Back in Vogue: Manhattan’s White Brick Buildings
White brick buildings have, in the past, been the target of much condescension in the urban conversation in New York City. A vestige of the fifties and sixties, these ivory towers were meant to be unblemished behemoths rising from the city, and for a time, they were. But rampant criticism of the design of some of these white brick buildings and their need for renovation soon gave the entire class of these constructions a slightly inferior status in Manhattan’s real estate market, which caused luxury apartment hunters to be wary of living in white brick buildings. But now, that’s all in the past.
Today, white brick buildings are staging a comeback, and how. White brick buildings have been renovated and dressed up, and they have now become among the most desired real estate listings in Manhattan. One example of this has been the luxury condominiums being listed for sale at 530 Park Avenue on the Upper East Side. By combining some apartments into larger ones, and with new modern fittings and fixtures in the kitchens and bathrooms, the apartments here have both met, and exceeded, the standards of luxury expected on the Upper East Side.

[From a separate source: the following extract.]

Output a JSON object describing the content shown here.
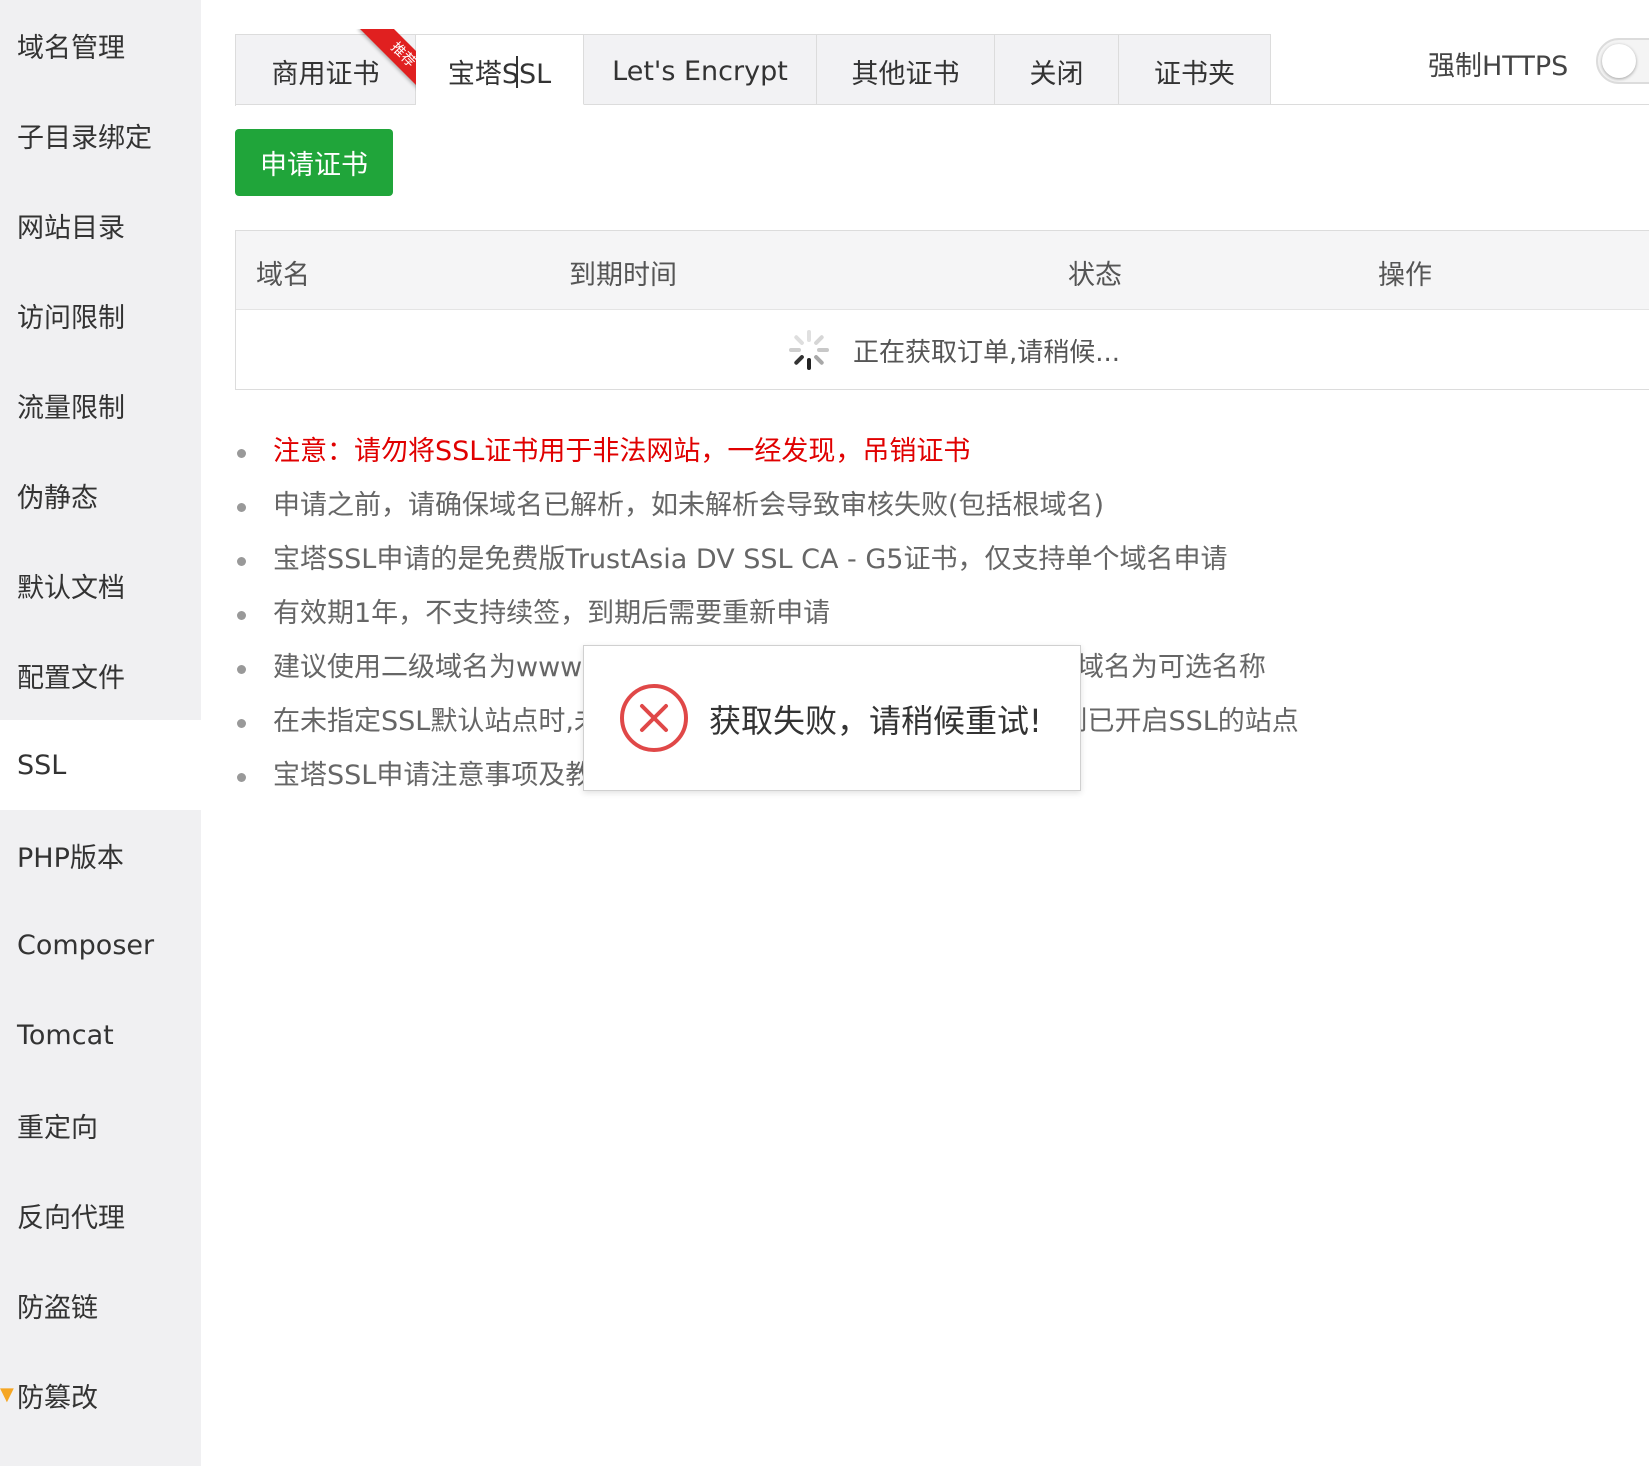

The architecture of 530 Park Avenue, with its white-glazed brick facade by George F. Pelham Jr., has also been the subject of praise—Robert A. M. Stern called its design reflective of “reductive modernism.” A few blocks away on 220 East 66th Street, Manhattan House is another white brick building that has been subject to not just praise, but also a major conversion drive. The landmarked building, billed as the finest of the white-brick buildings in the city, is especially attractive for its rooftop amenities that have been spread over 10,000 square feet of space.
An executive at a New York real estate agency told The Wall Street Journal, “There is white brick, and white brick.” And if the features and amenities are any indication, the buildings listed above definitely belong to the latter category.